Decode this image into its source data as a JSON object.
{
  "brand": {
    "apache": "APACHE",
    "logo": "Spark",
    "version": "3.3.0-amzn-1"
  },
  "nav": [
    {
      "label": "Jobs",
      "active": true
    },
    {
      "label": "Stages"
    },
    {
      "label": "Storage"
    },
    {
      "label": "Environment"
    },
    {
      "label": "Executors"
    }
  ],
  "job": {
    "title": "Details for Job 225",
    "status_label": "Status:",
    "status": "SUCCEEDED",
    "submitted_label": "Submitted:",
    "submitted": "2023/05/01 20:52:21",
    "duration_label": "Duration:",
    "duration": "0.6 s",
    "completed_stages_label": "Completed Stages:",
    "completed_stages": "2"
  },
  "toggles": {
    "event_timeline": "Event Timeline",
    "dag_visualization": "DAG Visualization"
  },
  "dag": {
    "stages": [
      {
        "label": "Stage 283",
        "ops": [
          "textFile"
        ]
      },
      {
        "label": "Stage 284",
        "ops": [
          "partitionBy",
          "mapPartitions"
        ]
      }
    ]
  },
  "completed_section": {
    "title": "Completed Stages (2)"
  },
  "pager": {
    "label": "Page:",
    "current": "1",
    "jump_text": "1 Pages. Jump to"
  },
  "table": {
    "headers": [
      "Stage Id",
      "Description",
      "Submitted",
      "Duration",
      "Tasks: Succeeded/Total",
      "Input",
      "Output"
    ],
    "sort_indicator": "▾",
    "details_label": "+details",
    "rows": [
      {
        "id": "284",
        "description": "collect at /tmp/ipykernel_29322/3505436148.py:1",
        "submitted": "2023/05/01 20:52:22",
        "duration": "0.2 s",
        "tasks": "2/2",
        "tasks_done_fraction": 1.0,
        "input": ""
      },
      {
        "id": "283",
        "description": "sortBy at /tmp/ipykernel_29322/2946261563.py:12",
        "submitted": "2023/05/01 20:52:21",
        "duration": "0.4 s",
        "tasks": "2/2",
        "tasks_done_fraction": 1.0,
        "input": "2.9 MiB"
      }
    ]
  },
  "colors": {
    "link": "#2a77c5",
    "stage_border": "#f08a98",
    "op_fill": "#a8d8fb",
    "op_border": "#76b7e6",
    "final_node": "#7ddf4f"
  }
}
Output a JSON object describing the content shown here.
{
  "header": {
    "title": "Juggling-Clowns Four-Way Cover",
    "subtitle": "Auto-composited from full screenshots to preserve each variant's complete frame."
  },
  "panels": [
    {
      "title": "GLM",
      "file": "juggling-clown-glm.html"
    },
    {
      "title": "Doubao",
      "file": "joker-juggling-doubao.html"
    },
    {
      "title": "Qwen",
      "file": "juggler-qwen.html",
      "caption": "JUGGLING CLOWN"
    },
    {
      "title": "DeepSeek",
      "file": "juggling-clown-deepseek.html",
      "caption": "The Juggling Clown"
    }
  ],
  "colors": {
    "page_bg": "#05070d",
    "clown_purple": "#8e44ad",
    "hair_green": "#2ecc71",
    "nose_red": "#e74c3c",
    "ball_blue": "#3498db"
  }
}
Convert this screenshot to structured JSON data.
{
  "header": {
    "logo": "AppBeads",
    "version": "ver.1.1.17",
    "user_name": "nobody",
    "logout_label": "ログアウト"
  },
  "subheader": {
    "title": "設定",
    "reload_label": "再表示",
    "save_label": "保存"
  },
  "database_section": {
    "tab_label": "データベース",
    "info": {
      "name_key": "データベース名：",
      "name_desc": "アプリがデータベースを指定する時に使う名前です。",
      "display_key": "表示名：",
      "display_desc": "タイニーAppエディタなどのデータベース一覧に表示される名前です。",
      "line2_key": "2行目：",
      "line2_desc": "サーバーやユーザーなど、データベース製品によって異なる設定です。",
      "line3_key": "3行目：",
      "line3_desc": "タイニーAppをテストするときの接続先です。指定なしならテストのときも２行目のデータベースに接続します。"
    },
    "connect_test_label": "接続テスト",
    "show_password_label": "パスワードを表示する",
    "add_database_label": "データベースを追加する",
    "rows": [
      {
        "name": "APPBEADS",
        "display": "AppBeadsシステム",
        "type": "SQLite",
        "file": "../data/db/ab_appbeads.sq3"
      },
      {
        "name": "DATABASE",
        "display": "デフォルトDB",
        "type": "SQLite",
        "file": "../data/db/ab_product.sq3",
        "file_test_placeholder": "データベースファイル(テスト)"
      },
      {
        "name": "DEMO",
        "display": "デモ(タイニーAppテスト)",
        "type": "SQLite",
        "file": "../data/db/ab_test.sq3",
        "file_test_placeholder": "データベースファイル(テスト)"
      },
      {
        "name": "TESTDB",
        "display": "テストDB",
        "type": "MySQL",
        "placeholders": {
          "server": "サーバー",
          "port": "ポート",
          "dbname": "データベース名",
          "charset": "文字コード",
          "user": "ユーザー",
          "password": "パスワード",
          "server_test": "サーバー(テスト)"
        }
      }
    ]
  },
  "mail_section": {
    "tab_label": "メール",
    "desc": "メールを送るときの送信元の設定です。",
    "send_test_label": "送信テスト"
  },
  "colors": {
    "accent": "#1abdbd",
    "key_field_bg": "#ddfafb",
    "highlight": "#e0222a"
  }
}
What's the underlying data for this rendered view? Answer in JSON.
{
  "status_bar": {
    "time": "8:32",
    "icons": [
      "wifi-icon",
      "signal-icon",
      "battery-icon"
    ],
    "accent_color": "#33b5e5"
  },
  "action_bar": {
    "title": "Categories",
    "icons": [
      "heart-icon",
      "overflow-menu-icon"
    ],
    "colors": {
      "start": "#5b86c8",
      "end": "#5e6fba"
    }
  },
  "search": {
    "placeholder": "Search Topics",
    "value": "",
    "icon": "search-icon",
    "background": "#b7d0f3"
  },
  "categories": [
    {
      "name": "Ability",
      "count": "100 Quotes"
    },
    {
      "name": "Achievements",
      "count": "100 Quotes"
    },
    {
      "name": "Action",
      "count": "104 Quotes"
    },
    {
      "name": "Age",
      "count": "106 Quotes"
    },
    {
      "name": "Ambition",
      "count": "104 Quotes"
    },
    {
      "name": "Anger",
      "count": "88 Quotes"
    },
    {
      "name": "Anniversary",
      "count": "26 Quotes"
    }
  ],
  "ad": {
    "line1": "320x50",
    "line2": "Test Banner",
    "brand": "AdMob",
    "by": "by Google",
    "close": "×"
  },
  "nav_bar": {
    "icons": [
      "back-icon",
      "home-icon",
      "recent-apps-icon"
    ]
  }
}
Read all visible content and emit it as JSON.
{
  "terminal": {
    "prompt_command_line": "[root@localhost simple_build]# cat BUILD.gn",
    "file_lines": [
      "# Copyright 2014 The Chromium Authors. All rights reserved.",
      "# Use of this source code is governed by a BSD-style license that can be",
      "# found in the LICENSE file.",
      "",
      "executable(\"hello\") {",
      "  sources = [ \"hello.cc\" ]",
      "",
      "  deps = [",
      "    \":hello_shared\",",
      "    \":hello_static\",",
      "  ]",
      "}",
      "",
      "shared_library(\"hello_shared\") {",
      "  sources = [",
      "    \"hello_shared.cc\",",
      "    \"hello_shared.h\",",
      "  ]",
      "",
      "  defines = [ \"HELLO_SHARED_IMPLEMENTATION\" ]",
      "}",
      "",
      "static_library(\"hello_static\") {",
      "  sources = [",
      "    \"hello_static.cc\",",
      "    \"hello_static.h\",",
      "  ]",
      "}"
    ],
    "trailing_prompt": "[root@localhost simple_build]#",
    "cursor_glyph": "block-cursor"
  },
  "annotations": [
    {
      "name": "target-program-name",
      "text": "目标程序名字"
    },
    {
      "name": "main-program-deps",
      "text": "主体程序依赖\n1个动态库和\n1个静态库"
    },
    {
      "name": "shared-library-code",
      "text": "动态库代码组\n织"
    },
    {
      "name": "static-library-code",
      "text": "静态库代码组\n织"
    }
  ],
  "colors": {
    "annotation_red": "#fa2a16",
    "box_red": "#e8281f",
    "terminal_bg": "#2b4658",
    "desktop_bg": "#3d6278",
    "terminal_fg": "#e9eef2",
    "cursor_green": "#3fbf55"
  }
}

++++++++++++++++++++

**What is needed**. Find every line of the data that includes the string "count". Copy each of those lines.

**The answer**.
      "count": "100 Quotes"
      "count": "100 Quotes"
      "count": "104 Quotes"
      "count": "106 Quotes"
      "count": "104 Quotes"
      "count": "88 Quotes"
      "count": "26 Quotes"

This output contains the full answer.